More fundamentally mistaken notions

 

From   A Primary History: Stories of Heroism By William Harrison Mace

Here is the text with my comments in red.  (Keeping in mind that I am NOT an expert on the subject.  But I am working on it.)

The Battle at Lexington and at Concord Bridge.

As the British soldiers reached Lexington at sunrise, April 19, 1775, the captain of the minutemen gave the command:  "Stand your ground.  Don’t fire unless fired upon.  But if they mean to have war, let it begin here!"  A bold speech for a captain of only about sixty men when facing as brave soldiers as Europe had ever seen! [Hold the presses!  Right here I pretty much knew that we were going to have issues.  Yes, the British Army was the most formidable army on earth at the time.  But, the vast majority of the soldiers that were stationed in Boston in 1775 either had seen very little actual battle action or had seen none.  They were not seasoned soldiers.] The minutemen stood their ground till seven were killed and nine wounded–nearly one-third of their number.  Then they retreated.  [This is wrong.  The militia (actually Lexington had a training band, they were not officially a militia – but for the sake of simplicity, we’ll call them the Lexington Militia) on the Green that day numbered most likely 77 men.  When Captain John Parker saw the numbers arrayed in battle formation before him, he simply told his men to disburse.  It was as they walked away that the shot was fired.  Then, the Army opened fire on them, and after several volleys, lowered their bayonets and charged.]
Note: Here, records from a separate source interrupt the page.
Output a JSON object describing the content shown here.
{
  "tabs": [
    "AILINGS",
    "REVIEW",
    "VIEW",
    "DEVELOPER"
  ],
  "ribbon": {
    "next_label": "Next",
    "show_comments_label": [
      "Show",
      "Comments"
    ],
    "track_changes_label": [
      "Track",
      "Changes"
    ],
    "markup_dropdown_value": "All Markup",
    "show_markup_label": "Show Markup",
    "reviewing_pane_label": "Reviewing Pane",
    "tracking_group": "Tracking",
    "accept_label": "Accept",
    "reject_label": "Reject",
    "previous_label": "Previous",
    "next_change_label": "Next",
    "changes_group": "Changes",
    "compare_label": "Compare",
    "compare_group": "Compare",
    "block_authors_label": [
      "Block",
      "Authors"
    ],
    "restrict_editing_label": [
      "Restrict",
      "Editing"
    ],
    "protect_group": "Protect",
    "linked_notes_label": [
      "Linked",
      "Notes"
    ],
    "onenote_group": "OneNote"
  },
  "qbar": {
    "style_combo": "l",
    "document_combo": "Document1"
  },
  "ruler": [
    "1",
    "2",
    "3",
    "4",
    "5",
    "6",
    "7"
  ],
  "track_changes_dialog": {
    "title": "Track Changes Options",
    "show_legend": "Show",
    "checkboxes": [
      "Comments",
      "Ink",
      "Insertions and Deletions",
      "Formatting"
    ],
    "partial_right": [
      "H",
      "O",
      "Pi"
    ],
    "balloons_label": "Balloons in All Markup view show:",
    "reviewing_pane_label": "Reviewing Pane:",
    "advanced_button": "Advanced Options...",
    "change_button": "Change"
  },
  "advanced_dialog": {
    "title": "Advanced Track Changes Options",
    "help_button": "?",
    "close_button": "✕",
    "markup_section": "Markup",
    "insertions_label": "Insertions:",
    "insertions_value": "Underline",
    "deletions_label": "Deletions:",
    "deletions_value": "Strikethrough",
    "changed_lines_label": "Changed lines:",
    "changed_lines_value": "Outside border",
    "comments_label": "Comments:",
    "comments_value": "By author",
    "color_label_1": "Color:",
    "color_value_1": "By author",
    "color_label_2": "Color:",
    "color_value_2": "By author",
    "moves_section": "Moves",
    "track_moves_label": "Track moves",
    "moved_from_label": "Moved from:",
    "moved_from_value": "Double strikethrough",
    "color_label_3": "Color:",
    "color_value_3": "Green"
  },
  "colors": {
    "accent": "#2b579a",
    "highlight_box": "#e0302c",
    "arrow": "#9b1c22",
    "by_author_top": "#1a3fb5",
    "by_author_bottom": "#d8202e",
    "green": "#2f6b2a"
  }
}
The British pushed on to Concord.  But the minutemen, now coming from every direction, made a stand at Concord Bridge.  Their musket fire was so deadly that the British started back, running at times to escape with their lives.  At Lexington they fell upon the ground, tired out with the chase the minutemen gave them, and were met by fresh troops from Boston.

Soon the British soldiers were forced to run again, for minutemen by the hundreds were gathering, and they seldom missed their aim.  From behind rocks, trees, fences, and houses they cut down the tired redcoats.  Nearly three hundred British soldiers were killed or wounded before Boston was reached that night.

 

*** Hat tip to JL Bell at Boston 1775 Blog for the term "fundamentally mistaken notions."   I highly recommend his blog.